### RECORDS FOR THIS EXERCISE:
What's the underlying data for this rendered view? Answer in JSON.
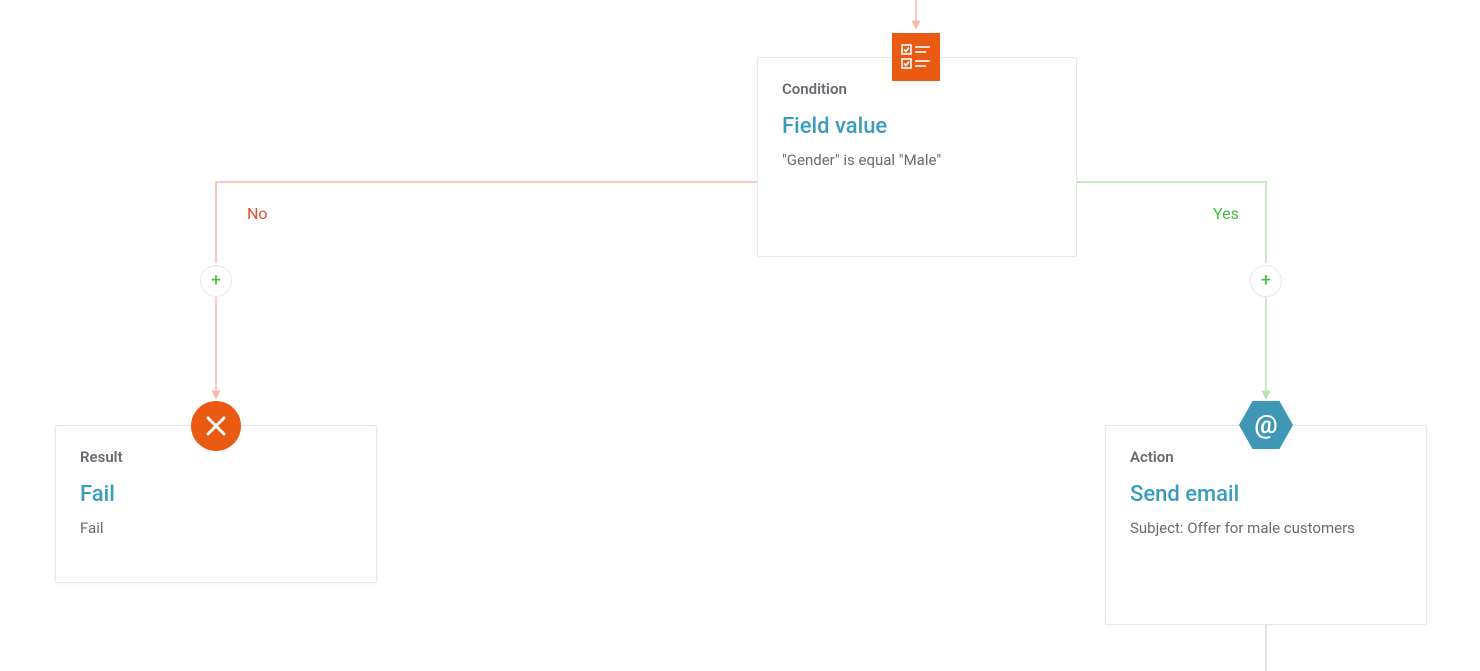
{
  "colors": {
    "orange": "#eb5a13",
    "teal": "#3e97b5",
    "title_teal": "#3a9cbd",
    "no": "#e04e2f",
    "yes": "#3fbf3f",
    "line_red": "#f6b8ac",
    "line_green": "#b7e3b0"
  },
  "branches": {
    "no": "No",
    "yes": "Yes"
  },
  "condition": {
    "eyebrow": "Condition",
    "title": "Field value",
    "description": "\"Gender\" is equal \"Male\""
  },
  "result": {
    "eyebrow": "Result",
    "title": "Fail",
    "description": "Fail"
  },
  "action": {
    "eyebrow": "Action",
    "title": "Send email",
    "description": "Subject: Offer for male customers"
  }
}
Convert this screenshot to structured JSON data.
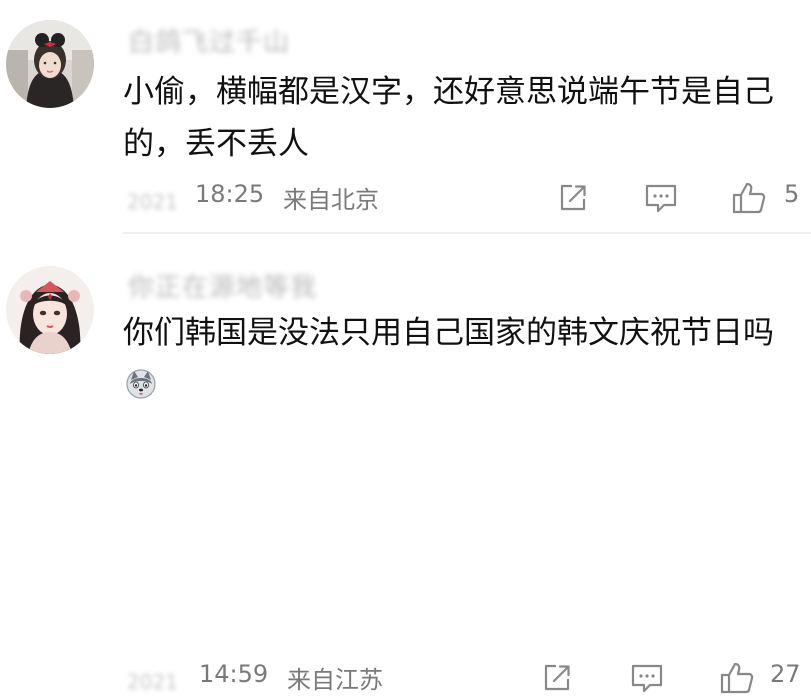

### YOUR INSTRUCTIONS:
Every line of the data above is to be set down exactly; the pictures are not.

### SOLUTION TO THIS PROBLEM:
What's the underlying data for this rendered view? Answer in JSON.
{
  "colors": {
    "orange": "#eb5a13",
    "teal": "#3e97b5",
    "title_teal": "#3a9cbd",
    "no": "#e04e2f",
    "yes": "#3fbf3f",
    "line_red": "#f6b8ac",
    "line_green": "#b7e3b0"
  },
  "branches": {
    "no": "No",
    "yes": "Yes"
  },
  "condition": {
    "eyebrow": "Condition",
    "title": "Field value",
    "description": "\"Gender\" is equal \"Male\""
  },
  "result": {
    "eyebrow": "Result",
    "title": "Fail",
    "description": "Fail"
  },
  "action": {
    "eyebrow": "Action",
    "title": "Send email",
    "description": "Subject: Offer for male customers"
  }
}
Convert this screenshot to structured JSON data.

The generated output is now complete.